▶ Exercise prompt:
Using the data below, return all lines in which "title" appears.

▶ Records to use:
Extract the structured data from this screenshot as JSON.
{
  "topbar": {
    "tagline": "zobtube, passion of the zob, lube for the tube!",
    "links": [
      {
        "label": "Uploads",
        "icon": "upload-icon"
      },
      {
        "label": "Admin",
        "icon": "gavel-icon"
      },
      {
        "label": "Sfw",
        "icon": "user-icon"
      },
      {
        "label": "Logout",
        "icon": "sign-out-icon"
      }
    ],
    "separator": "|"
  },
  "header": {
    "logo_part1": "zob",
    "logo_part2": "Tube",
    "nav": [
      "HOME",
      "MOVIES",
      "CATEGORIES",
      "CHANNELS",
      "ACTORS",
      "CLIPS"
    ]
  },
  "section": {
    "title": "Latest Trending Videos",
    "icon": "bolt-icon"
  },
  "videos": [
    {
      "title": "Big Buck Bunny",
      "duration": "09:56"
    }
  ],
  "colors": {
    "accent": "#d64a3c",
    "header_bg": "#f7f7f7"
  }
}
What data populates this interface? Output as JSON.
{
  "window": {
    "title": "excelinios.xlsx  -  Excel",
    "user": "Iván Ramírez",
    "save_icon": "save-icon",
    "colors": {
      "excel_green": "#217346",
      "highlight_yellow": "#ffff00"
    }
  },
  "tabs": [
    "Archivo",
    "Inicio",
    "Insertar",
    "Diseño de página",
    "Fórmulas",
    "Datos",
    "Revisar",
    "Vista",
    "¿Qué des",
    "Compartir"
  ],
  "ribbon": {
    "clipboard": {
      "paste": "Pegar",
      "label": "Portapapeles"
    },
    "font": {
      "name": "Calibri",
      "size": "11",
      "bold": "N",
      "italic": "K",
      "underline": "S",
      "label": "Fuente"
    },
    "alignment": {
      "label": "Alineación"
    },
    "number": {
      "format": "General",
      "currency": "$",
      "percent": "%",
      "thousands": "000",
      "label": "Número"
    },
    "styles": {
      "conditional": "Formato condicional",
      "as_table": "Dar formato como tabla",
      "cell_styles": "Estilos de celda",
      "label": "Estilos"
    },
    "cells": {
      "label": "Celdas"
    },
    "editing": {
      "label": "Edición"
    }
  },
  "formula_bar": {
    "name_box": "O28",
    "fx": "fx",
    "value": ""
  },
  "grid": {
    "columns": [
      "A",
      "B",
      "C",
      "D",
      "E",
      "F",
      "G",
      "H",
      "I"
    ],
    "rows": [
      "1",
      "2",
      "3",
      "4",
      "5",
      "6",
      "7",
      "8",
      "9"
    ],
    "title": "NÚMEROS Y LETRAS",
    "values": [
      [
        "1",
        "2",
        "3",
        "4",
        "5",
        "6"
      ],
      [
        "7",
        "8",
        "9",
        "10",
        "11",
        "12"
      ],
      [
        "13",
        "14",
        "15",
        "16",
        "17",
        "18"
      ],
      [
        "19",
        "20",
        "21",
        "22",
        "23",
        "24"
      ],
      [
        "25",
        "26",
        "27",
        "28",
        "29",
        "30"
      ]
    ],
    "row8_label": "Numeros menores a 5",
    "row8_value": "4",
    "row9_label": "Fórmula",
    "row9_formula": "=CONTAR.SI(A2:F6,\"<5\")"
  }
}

▶ The completed task:
    "title": "Latest Trending Videos",
      "title": "Big Buck Bunny",
    "title": "excelinios.xlsx  -  Excel",
    "title": "NÚMEROS Y LETRAS",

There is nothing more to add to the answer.